═══ EXTRACTED RECORDS ═══

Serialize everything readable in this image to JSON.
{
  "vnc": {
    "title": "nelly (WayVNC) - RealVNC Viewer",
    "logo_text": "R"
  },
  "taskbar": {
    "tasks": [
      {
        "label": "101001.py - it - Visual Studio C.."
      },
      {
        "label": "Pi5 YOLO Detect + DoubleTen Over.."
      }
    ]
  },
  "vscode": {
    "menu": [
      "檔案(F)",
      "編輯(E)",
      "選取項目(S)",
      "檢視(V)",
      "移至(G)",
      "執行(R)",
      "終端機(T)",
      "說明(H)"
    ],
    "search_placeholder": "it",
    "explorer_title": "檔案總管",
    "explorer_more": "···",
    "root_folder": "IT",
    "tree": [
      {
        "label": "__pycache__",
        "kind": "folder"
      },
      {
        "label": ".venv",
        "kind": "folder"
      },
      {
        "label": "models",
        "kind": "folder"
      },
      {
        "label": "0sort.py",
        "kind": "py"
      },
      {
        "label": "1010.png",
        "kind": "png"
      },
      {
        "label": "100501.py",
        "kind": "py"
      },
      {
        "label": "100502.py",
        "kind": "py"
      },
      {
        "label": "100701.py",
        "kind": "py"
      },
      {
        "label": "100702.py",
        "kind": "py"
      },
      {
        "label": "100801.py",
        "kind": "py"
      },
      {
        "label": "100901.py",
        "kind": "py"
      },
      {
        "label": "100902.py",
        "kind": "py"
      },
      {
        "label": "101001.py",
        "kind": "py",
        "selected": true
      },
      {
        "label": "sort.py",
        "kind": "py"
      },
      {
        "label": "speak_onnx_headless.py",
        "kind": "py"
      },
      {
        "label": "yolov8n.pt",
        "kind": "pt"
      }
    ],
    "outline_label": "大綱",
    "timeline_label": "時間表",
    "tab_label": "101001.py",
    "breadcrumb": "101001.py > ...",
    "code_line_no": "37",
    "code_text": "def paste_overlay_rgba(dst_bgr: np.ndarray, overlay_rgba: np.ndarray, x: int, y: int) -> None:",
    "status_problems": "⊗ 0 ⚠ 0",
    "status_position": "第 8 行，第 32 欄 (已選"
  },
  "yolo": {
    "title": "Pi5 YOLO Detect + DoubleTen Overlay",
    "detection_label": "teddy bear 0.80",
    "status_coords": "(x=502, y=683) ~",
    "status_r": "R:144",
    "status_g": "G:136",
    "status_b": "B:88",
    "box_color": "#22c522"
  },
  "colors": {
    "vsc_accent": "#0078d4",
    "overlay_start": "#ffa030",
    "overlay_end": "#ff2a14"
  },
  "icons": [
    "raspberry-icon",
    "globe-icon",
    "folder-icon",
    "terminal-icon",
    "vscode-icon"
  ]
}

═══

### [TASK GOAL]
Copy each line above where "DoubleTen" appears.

### [OUTPUT BELOW]
        "label": "Pi5 YOLO Detect + DoubleTen Over.."
    "title": "Pi5 YOLO Detect + DoubleTen Overlay",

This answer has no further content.